Tetrachloroethene (PCE) in Public Water and Health
Tetrachloroethene (), also known as perchloroethylene, tetrachloroethylene, and perchloroethene, is a man-made, colorless, dense liquid. The maximum contaminant level (MCL) for PCE is 5 mcg/L.
Exposure and Risk
In the past, PCE was used in large amounts to produce other chemicals and as an industrial solvent. It was also used to clean and degrease metals and used in paints and pesticides. Less toxic chemicals are now available to replace this solvent. Large-scale commercial production of PCE has stopped, although some production still occurs.
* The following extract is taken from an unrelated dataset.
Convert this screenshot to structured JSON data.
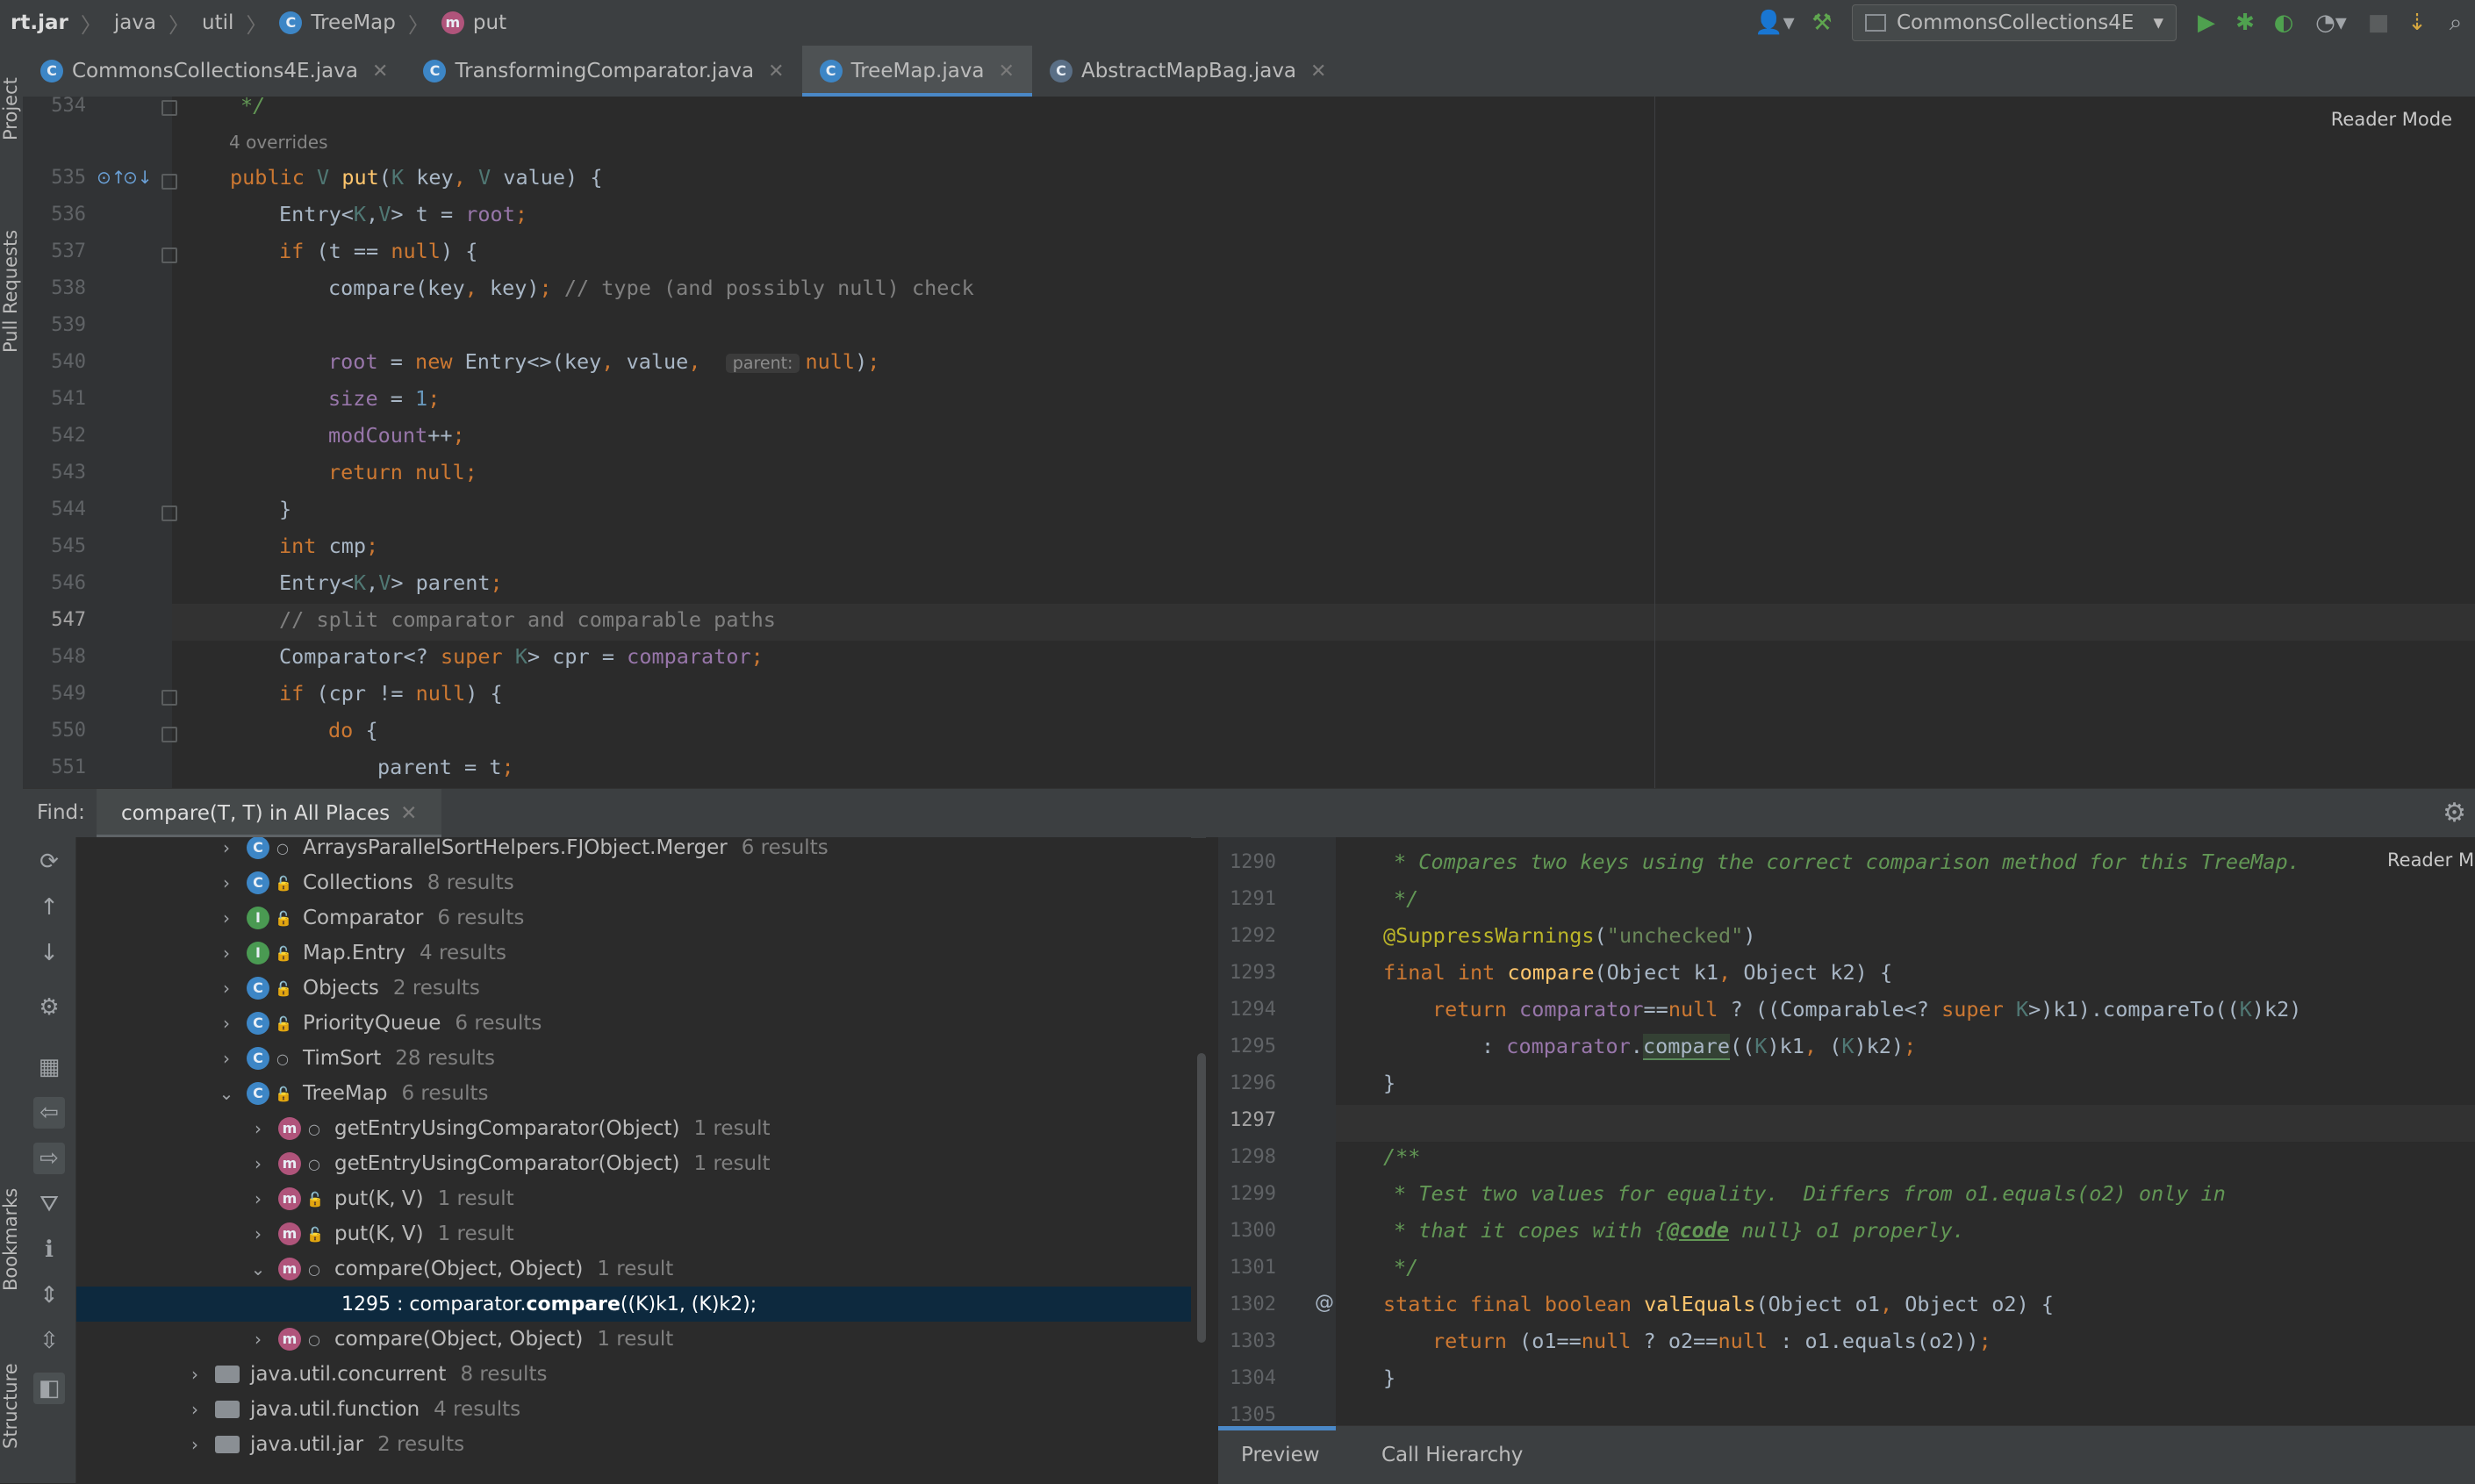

PCE is not life threatening unless people intentionally or accidentally drink more than a few spoonful's at one time or spill a large amount so that they breathe it and get it on their skin. Breathing concentrated fumes of PCE (enough so that its sickeningly sweet smell is noticed) can rapidly cause fatigue, vomiting, dizziness, and possibly unconsciousness. Most people recover from these effects once they are in fresh air.
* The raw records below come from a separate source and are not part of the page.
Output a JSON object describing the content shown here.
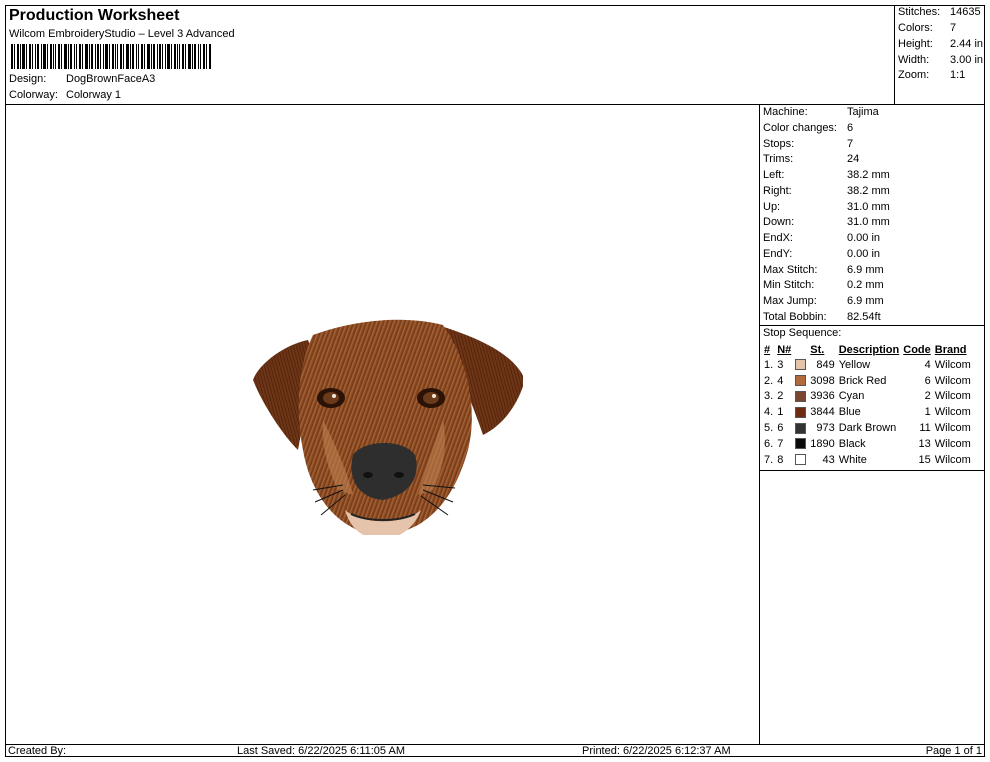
{
  "header": {
    "title": "Production Worksheet",
    "subtitle": "Wilcom EmbroideryStudio – Level 3 Advanced",
    "design_label": "Design:",
    "design_value": "DogBrownFaceA3",
    "colorway_label": "Colorway:",
    "colorway_value": "Colorway 1"
  },
  "stats": [
    {
      "label": "Stitches:",
      "value": "14635"
    },
    {
      "label": "Colors:",
      "value": "7"
    },
    {
      "label": "Height:",
      "value": "2.44 in"
    },
    {
      "label": "Width:",
      "value": "3.00 in"
    },
    {
      "label": "Zoom:",
      "value": "1:1"
    }
  ],
  "machine_info": [
    {
      "label": "Machine:",
      "value": "Tajima"
    },
    {
      "label": "Color changes:",
      "value": "6"
    },
    {
      "label": "Stops:",
      "value": "7"
    },
    {
      "label": "Trims:",
      "value": "24"
    },
    {
      "label": "Left:",
      "value": "38.2 mm"
    },
    {
      "label": "Right:",
      "value": "38.2 mm"
    },
    {
      "label": "Up:",
      "value": "31.0 mm"
    },
    {
      "label": "Down:",
      "value": "31.0 mm"
    },
    {
      "label": "EndX:",
      "value": "0.00 in"
    },
    {
      "label": "EndY:",
      "value": "0.00 in"
    },
    {
      "label": "Max Stitch:",
      "value": "6.9 mm"
    },
    {
      "label": "Min Stitch:",
      "value": "0.2 mm"
    },
    {
      "label": "Max Jump:",
      "value": "6.9 mm"
    },
    {
      "label": "Total Bobbin:",
      "value": "82.54ft"
    }
  ],
  "stop_sequence": {
    "title": "Stop Sequence:",
    "columns": [
      "#",
      "N#",
      "St.",
      "Description",
      "Code",
      "Brand"
    ],
    "rows": [
      {
        "num": "1.",
        "n": "3",
        "color": "#e6c3ab",
        "st": "849",
        "desc": "Yellow",
        "code": "4",
        "brand": "Wilcom"
      },
      {
        "num": "2.",
        "n": "4",
        "color": "#b06a3b",
        "st": "3098",
        "desc": "Brick Red",
        "code": "6",
        "brand": "Wilcom"
      },
      {
        "num": "3.",
        "n": "2",
        "color": "#7a4630",
        "st": "3936",
        "desc": "Cyan",
        "code": "2",
        "brand": "Wilcom"
      },
      {
        "num": "4.",
        "n": "1",
        "color": "#6e2b12",
        "st": "3844",
        "desc": "Blue",
        "code": "1",
        "brand": "Wilcom"
      },
      {
        "num": "5.",
        "n": "6",
        "color": "#333333",
        "st": "973",
        "desc": "Dark Brown",
        "code": "11",
        "brand": "Wilcom"
      },
      {
        "num": "6.",
        "n": "7",
        "color": "#0a0a0a",
        "st": "1890",
        "desc": "Black",
        "code": "13",
        "brand": "Wilcom"
      },
      {
        "num": "7.",
        "n": "8",
        "color": "#ffffff",
        "st": "43",
        "desc": "White",
        "code": "15",
        "brand": "Wilcom"
      }
    ]
  },
  "footer": {
    "created_by": "Created By:",
    "last_saved": "Last Saved: 6/22/2025 6:11:05 AM",
    "printed": "Printed: 6/22/2025 6:12:37 AM",
    "page": "Page 1 of 1"
  }
}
Breathing, drinking, or having PCE come into contact with skin may cause liver damage, stomach aches, or dizziness if people are exposed long enough to high amounts. The health effects on people from long-term exposure to small amounts of PCE are not known.
Most people are not expected to be exposed very much to PCE because the levels are usually very low in the environment and it is no longer used by the general public. Higher levels of PCE have been found in groundwater at a few locations in the United States. Individuals who use or drink the groundwater from these locations may have higher exposures to PCE. People who live near hazardous waste sites and industrial buildings where PCE is used may be exposed to this chemical by breathing in contaminated air, touching contaminated soil, or drinking contaminated water.
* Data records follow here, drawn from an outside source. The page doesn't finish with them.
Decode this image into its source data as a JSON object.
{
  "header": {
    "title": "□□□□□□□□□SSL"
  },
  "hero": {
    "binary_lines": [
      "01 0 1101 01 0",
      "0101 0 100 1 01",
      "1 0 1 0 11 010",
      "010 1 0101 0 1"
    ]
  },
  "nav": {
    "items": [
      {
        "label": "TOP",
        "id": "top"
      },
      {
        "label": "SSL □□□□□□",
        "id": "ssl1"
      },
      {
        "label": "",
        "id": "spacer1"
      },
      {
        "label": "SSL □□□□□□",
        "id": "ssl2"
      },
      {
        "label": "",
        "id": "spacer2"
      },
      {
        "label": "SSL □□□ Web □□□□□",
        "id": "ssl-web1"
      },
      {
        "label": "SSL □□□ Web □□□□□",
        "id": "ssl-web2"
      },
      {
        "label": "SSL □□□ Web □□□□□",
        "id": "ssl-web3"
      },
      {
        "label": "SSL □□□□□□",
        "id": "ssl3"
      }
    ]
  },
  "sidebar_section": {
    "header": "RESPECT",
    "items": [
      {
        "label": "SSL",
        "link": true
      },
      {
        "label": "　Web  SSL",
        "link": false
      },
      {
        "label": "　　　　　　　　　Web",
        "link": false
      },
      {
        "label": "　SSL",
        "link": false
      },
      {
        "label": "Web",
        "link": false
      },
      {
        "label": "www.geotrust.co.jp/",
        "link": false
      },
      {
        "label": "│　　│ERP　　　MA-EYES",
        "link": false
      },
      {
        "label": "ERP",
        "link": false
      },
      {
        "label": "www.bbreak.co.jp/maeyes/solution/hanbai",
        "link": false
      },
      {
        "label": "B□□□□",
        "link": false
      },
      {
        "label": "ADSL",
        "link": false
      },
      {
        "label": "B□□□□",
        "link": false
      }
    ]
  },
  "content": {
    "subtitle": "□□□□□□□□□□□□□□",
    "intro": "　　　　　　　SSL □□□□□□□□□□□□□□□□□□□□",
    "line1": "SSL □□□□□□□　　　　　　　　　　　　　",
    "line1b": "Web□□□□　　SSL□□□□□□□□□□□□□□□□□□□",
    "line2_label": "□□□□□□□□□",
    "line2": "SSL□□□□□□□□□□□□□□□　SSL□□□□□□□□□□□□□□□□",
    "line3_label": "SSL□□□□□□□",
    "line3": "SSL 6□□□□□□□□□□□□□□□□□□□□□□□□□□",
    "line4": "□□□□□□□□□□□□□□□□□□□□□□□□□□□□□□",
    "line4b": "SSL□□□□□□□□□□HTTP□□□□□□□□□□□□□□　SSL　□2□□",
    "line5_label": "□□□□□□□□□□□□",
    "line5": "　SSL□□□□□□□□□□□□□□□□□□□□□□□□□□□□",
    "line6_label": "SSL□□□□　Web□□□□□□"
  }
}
In addition to exposures in air and drinking water, people may be exposed to PCE from accidents or normal operations in workplaces. The compound has been used as a solvent for many operations. People involved in such work are most likely to be exposed by breathing in vapors of the chemical or from skin contact.
Community Public Water Supplies are already being tested for PCE and other solvents, and are required to provide that information each year to consumers in the annual Consumer Confidence Report. If a doctor finds that a patient has been exposed to substantial amounts of PCE, that doctor should ask whether any children in the household might also have been exposed. The doctor might need to ask the state health department to investigate.
Families are not likely to be exposed to amounts of PCE that are high enough to be a health concern because the chemical is no longer used in household products. It is possible that some old household products (such as cleaners, degreasers, and paints) contain small amounts of PCE. These products should be kept out of reach of children.